However, there are some, fortunately rare, conditions where sailing is completely impossible and the only, primary objective is to survive the storm and safeguard the safety of the boat and its crew.
In these conditions, the only possibility is to lie a-hull. The technique is simply to drop all sails and let the boat float so that it can find its own natural position in the sea in order to suffer the pressure of waves as little as possible. Theoretically, there two different strategies: lying a-hull and heaving to under reduced sails.
The first one consists in taking all the sails down; however, some boaters prefer the second strategy. In this case, the mainsail is a little reduced, with the storm jib trimmed to windward and the helm tied down to counteract the leeward force of the jib. The boat will seek a position approximately 60 degrees off the wind and will then proceed forward slowly. Furthermore, the helm must be fixed to a set position with the tiller trimmed to leeward.

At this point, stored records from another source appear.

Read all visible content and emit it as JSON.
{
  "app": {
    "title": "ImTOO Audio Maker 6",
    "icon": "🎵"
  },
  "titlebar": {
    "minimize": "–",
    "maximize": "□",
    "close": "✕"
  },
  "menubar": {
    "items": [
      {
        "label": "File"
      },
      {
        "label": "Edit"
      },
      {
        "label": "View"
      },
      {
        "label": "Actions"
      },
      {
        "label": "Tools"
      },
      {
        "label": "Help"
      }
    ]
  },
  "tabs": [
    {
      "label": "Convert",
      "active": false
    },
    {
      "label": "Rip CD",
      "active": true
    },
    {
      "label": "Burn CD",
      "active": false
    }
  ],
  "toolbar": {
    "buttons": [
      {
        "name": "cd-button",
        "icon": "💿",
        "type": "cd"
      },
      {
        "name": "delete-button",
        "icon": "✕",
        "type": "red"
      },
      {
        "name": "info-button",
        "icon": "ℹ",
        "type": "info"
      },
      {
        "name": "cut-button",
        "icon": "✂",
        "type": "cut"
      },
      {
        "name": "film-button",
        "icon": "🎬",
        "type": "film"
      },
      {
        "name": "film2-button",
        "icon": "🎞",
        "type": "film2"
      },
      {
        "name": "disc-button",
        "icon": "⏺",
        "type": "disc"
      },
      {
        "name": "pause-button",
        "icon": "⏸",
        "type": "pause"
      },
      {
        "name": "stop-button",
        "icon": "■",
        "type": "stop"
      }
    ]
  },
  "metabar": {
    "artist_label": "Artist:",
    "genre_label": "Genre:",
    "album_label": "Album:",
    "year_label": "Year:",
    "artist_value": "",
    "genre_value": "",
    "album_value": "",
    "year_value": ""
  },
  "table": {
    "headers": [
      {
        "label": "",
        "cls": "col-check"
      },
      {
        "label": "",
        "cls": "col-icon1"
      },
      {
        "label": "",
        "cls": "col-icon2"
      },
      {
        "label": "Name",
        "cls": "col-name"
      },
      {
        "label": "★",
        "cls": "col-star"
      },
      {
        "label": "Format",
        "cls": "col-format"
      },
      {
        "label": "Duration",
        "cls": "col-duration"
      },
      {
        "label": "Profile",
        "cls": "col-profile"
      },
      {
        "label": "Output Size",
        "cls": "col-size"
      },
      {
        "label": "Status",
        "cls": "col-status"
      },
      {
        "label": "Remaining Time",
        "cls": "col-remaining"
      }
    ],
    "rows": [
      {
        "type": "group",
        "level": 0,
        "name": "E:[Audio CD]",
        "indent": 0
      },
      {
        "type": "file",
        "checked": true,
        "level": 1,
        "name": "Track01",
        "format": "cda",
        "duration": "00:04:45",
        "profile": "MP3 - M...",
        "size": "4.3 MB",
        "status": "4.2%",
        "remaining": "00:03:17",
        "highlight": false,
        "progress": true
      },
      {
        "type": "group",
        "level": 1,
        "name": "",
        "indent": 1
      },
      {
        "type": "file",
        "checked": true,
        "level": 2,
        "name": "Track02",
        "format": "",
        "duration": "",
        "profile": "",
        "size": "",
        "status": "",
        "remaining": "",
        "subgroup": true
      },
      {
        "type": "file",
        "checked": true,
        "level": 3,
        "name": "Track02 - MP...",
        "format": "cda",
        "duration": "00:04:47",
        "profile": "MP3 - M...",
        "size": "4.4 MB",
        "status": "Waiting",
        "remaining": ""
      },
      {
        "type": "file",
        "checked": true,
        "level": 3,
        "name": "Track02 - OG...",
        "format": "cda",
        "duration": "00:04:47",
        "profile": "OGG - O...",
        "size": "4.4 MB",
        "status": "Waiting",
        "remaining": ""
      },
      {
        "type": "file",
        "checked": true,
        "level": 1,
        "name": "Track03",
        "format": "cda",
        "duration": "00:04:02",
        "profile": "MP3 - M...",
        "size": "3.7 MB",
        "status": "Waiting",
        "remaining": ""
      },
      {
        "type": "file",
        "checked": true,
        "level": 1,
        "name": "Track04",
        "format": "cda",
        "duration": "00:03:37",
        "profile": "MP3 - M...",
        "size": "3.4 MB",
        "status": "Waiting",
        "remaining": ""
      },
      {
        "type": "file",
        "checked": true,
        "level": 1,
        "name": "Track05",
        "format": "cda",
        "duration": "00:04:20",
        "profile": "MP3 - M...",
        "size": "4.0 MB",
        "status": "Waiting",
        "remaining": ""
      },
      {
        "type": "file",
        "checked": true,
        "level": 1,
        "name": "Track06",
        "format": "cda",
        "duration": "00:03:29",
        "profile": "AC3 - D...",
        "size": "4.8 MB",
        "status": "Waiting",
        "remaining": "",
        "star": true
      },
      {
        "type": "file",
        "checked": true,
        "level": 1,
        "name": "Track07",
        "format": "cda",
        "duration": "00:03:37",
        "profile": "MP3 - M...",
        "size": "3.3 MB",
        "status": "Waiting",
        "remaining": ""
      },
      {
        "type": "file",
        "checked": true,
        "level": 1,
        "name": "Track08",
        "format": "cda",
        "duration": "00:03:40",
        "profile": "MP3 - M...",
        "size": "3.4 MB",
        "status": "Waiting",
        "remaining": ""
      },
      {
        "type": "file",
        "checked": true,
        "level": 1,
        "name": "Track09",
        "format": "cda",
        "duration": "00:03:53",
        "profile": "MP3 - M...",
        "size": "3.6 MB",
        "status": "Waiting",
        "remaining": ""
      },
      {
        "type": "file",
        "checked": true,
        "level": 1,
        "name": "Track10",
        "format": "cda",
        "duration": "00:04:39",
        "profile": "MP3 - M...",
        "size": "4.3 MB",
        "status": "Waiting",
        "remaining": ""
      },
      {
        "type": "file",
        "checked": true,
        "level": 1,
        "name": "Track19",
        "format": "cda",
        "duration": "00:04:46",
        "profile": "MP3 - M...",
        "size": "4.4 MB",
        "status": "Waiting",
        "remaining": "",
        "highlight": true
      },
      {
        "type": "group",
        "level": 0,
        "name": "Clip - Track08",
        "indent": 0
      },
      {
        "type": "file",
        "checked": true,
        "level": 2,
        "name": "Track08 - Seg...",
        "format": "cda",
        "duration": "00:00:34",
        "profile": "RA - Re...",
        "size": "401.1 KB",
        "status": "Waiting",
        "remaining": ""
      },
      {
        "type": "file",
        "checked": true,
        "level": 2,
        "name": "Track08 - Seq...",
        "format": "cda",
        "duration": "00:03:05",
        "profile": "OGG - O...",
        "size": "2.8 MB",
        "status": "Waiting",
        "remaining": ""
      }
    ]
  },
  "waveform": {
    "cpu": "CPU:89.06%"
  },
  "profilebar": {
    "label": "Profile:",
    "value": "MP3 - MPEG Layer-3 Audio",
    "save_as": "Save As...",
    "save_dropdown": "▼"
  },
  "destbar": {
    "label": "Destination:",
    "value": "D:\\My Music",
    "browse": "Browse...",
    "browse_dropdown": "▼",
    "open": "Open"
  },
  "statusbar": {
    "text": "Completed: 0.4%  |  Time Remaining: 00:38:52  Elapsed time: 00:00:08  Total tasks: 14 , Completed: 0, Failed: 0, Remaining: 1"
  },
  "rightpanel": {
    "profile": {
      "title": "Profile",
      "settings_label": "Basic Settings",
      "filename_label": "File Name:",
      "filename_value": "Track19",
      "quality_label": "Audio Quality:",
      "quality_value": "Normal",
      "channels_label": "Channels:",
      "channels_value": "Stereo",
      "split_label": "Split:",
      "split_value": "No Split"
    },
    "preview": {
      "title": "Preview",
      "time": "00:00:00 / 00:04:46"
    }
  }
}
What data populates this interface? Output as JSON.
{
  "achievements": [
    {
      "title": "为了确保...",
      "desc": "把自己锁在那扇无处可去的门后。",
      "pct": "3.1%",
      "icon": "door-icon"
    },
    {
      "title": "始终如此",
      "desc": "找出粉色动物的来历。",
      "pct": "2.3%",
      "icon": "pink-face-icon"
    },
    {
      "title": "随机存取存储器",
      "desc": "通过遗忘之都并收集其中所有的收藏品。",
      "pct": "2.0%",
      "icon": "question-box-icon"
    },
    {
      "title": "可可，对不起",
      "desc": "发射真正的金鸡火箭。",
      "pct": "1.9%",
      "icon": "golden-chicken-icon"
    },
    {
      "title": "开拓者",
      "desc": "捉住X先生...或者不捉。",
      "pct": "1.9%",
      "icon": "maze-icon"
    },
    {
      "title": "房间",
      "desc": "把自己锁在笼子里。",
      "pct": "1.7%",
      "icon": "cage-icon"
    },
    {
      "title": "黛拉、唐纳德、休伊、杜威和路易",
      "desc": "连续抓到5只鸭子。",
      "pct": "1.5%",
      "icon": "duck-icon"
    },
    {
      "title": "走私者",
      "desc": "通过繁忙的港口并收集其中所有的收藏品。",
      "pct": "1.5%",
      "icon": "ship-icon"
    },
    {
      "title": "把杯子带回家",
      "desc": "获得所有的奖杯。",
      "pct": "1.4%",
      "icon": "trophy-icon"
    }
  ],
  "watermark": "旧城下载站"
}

This way, the boat will receive the sea from the starboard bow; advancing slowly and drifting leeward, it will be able to handle the pressure of waves from the side exposed to the sea.
If, on the contrary, dropping all the sails becomes a necessity, this means that things have actually got bad. Fortunately, during my Mediterranean and ocean cruises, I’ve never been forced to use this manoeuvre. Yet, many sailors have experienced such a terrible situation, where the only possible thing to do is to drop all sails and lock oneself inside the boat.
As we’ve already said, in this case, lying a-hull means to drop all sails, fixing the helm to a set position. This way, the boat drifts following the exact wind direction but it is placed in beam sea, although its effects are softened by the resistance offered by the boat sideslipping. A useful solution consists in slipping some cables from the bow to the windward side. In other cases, even a floating anchor eased out at a distance of 30-40 meters from the bow has resulted into a good help.
Anyway, it’s a general technique which can therefore suffer a multitude of variables depending on the type, weight, features and waterlines of the boat.
Inside, the crew can’t do much.
The indispensable condition to perform the lying a-hull manoeuvre is the total absence of coast leeward. Even in harsh conditions, in fact, the worst enemy is land. Consequently, we recommending checking weather and its evolutions in advance both before setting sail and while sailing, focusing on pressure, temperature and humidity. This way, you will have plenty of time to move away from the coast and look for a safe shelter at sea.
Another technique, probably convenient to simply stop the boat in order to reef or have a little snack, consists in easing the mainsail completely and luffing. This way, the boat will drift leeward, advancing very slowly.